by Joshua Legg – The challenge and liberty are really the same: you only have a single facility with which to examine your idea. There’s confinement then, which in itself is quite freeing. You don’t have to worry about spatial configurations with lots dancers all about the place. You get to look at the space from a highly pointed perspective.
by Catherine Samardza – I LIKE large groups. Solos challenge me to keep it interesting without depending on patterns, entrances and exits or interaction between dancers. Since I am challenging my self outside my "go to comfort" area, it’s not so much liberty as pushing my creative process.
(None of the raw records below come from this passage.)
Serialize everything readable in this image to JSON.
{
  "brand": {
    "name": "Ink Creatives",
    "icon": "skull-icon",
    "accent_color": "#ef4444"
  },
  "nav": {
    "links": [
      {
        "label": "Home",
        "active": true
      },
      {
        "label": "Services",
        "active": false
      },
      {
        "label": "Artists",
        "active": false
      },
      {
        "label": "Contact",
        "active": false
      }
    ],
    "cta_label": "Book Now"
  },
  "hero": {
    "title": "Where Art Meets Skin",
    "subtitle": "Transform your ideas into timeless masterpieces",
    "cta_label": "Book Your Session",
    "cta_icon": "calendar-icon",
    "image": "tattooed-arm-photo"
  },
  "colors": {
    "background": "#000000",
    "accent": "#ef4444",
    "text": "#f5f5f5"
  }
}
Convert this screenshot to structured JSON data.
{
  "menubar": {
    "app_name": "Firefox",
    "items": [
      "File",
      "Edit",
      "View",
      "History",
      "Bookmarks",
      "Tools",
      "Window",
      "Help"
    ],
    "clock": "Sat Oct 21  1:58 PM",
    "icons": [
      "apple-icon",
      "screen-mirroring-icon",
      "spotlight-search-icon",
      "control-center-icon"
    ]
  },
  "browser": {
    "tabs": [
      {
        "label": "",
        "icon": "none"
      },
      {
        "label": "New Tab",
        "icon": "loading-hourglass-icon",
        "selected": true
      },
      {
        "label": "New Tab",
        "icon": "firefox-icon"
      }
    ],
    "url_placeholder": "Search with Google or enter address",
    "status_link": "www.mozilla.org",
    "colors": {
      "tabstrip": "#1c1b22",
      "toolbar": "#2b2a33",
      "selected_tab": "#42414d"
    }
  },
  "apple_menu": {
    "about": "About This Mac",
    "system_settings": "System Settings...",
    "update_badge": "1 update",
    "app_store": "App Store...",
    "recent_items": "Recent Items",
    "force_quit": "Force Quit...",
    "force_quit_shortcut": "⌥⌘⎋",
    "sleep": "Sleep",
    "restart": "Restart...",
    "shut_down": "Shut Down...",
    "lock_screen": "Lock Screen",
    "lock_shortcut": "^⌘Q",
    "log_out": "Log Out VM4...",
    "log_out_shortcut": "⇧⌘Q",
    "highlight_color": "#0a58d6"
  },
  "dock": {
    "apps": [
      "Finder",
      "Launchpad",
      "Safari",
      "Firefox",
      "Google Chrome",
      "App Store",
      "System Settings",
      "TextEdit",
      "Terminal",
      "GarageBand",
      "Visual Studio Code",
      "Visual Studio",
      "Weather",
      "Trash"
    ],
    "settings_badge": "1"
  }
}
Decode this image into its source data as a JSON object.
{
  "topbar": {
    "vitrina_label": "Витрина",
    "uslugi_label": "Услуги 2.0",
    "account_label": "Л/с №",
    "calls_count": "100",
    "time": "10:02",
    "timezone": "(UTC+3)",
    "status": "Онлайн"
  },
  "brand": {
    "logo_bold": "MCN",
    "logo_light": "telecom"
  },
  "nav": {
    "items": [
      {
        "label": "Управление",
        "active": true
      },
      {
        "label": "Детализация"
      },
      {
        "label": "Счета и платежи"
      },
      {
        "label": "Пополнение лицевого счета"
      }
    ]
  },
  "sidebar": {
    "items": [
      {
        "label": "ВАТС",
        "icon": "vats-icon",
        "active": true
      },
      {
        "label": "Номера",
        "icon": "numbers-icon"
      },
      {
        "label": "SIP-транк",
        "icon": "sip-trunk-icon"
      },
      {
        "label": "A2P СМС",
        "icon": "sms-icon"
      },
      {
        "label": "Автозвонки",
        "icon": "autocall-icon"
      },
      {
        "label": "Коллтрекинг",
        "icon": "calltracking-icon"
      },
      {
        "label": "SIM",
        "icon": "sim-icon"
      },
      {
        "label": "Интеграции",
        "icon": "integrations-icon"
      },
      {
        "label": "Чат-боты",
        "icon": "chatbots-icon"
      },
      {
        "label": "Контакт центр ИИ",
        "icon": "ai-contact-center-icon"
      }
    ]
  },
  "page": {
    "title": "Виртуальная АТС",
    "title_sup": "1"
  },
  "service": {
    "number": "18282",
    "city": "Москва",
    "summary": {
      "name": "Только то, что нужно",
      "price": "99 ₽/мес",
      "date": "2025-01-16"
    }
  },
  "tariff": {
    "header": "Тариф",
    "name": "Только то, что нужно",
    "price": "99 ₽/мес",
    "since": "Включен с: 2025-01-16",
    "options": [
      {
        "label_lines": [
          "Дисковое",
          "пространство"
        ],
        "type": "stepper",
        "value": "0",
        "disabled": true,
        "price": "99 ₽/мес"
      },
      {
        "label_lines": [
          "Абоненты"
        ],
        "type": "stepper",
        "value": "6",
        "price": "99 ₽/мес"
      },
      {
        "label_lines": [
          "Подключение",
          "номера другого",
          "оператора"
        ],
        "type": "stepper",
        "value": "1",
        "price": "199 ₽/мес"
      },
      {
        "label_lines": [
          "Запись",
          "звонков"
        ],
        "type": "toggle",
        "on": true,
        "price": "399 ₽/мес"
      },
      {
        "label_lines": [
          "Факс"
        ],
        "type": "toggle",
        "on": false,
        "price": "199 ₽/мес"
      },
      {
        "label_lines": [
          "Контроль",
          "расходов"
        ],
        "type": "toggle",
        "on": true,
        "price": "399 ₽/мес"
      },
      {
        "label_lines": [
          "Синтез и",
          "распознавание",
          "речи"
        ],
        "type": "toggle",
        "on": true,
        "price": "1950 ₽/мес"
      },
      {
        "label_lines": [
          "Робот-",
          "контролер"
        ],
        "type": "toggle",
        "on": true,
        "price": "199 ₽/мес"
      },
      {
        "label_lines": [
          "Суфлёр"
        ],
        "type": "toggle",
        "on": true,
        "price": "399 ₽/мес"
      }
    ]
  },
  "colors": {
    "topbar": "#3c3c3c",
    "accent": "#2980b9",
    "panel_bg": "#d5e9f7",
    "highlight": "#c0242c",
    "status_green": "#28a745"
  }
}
by Becky Bearse-Esqueda – Solos present unique challenges to a choreographer. The main challenge is finding the right dancer for the piece. This dancer must be very strong, not just technically, but as a performer, as it is up to this dancer, and her alone, to engage the audience in her world. In creating solos, I also choose dancers that have a wide movement vocabulary and are essentially more than dancers-they are artists. This way, I can sculpt the movement around this dancer’s strengths and unique gifts she brings to the table. The additional challenges are telling your story successfully via one dancer and using the stage appropriately.
The liberty I find in creating solos is the ability to craft the solo around the dancer’s strengths and skills. Solos also present unique opportunities for collaboration, as I often talk about the piece as I create it, the emotional aspect of it, the story I am trying to tell, and also the movement style I am looking to create. We often work together to build off movement phrases and sculpt the phrases to fit the dancer. Overall, creating a solo is a really unique opportunity for a choreographer to collaborate with the dancer by allowing room for improv. and movement creation.
by Alejandra Garavito – Solo pieces are more intimate for me which is shocking in the sense that stage is a bizarre place for intimacy. So I feel challenge to find a personal, intimate voice in a voyeuristic ambient.
The freedom I find in solos is the fact that you are talking in a single language, the dancers. Even you are choreographing the piece; it will be in the natural language of the dancer, no mix-ups. When you have more people, communications can get mixed and too many voices might not speak of the same things or in the same volumes. In solos you can be clearer.
by Jamie Benson – I was recently challenged to not feel like a worthless piece of crap, to answer your question. In an attempt to simplify my life (Ha!), I recently dove head-first into the idea of making a couple of new solos. This was after recently doing a lot of ensemble pieces. I always came up with material when in the studio but it was tough to figure out how that material might "read" to an innocent audience-go-er. There is a more immediate response when working with other performers. They laugh if it’s funny, look at me cross-eyed when its too complicated or unintentionally awkward, and so on. It can be tricky to express a source of whatever emotion one is exploring as a soloist. When doing a solo, it’s real easy to go from dancer to crazy person in the eyes of an arts bystander if not careful. Peer review has become more crucial then ever.
That being typed I was completely free from scheduling ridiculously busy, creative people. It. was. bliss.